An inspiration for High Ground Solutions came to McCarrell after he finished digging through his son's backpack to find photo day information from the school, buried at the bottom. McCarrell said sending home slips with students isn't only expensive, but inefficient.

"One of the most unreliable sources of delivering anything is an eight-year-old," he said.

McCarrell, a 20-year veteran of the software industry who serves as High Ground's chief executive, noted that schools often still deliver notes home to parents the same way they did centuries ago.

"How schools typically get information is by a backpack," he said. "And ironically, back in the 1800s, the way that they did it back then was by backpack."

And even if parents check e-mails from school during the workday, McCarrell said it can be difficult separating the important notifications from the spam sent by "Nigerian princes and Russian pharmacies." He said he wanted to create a method that allows parents throughout the day to keep up with information concerning attendance, assignments, homework and special school events.

Edwards said software like the company's SchoolCast, which he said is used by about half of Alabama's public schools, can help parents keep informed by giving them timely alerts on matters such as class attendance and lunch money balances.

But K-12 schools aren't the only ones that use High Ground Solutions software.

Auburn University worked with the company to create its own alert systems about three years ago, said Susan McCallister, associate director for public safety information and education at the university. She said Auburn uses its branded "AU ALERT" system for emergency notifications on campus such as tornado and winter weather warnings.

The alert system was also used last fall when a lab on campus experienced a chemical release. The school used it to let students know to stay away from the building as a safety precaution.

Denise Berkhalter, director of public relations for the Alabama Association of School Boards, said the association began a partnership with High Ground last year. With it, they can let members know of legislative actions on education bills, along with major court actions that they might want to know about.

"We are in a world where information on demand is sort of becoming the norm, especially with our group," Berkhalter said.

McCarrell said his company's also begun creating mobile applications and alert systems for courts, city governments and companies.

High Ground Solutions began focusing on the smartphone market more than two years ago.
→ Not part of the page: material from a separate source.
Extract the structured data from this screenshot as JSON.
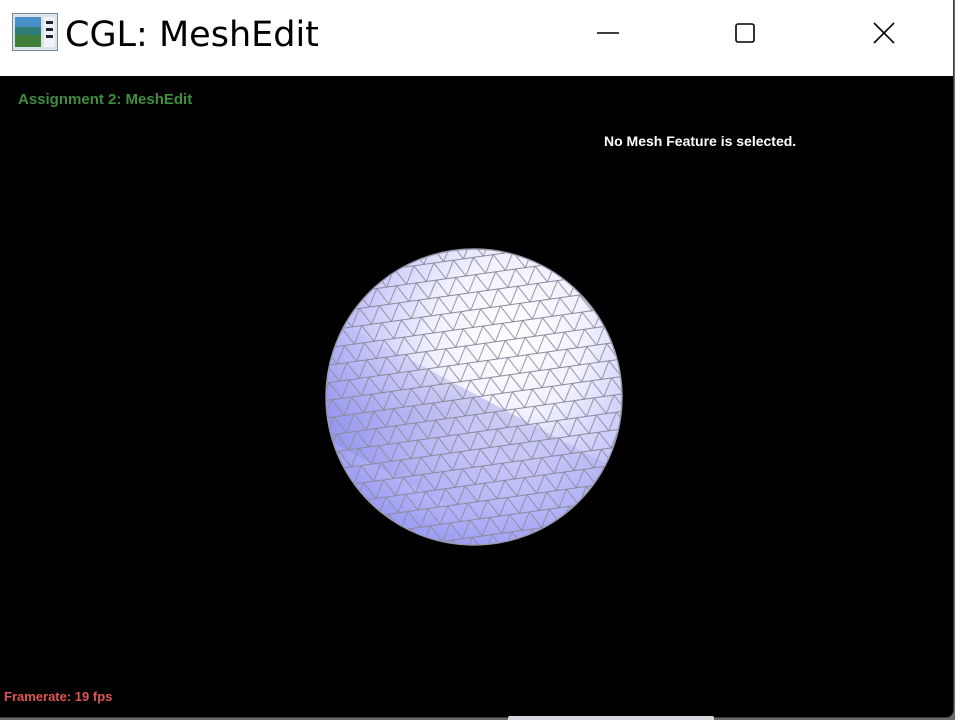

Soon after the 2008 elections, the company created WhipCast for GOP Congressional members to communicate with each other.

While school alert systems represent about 70 percent of the firm's business now, he expects government, church and business clients to represent about half of its business by the end of the year.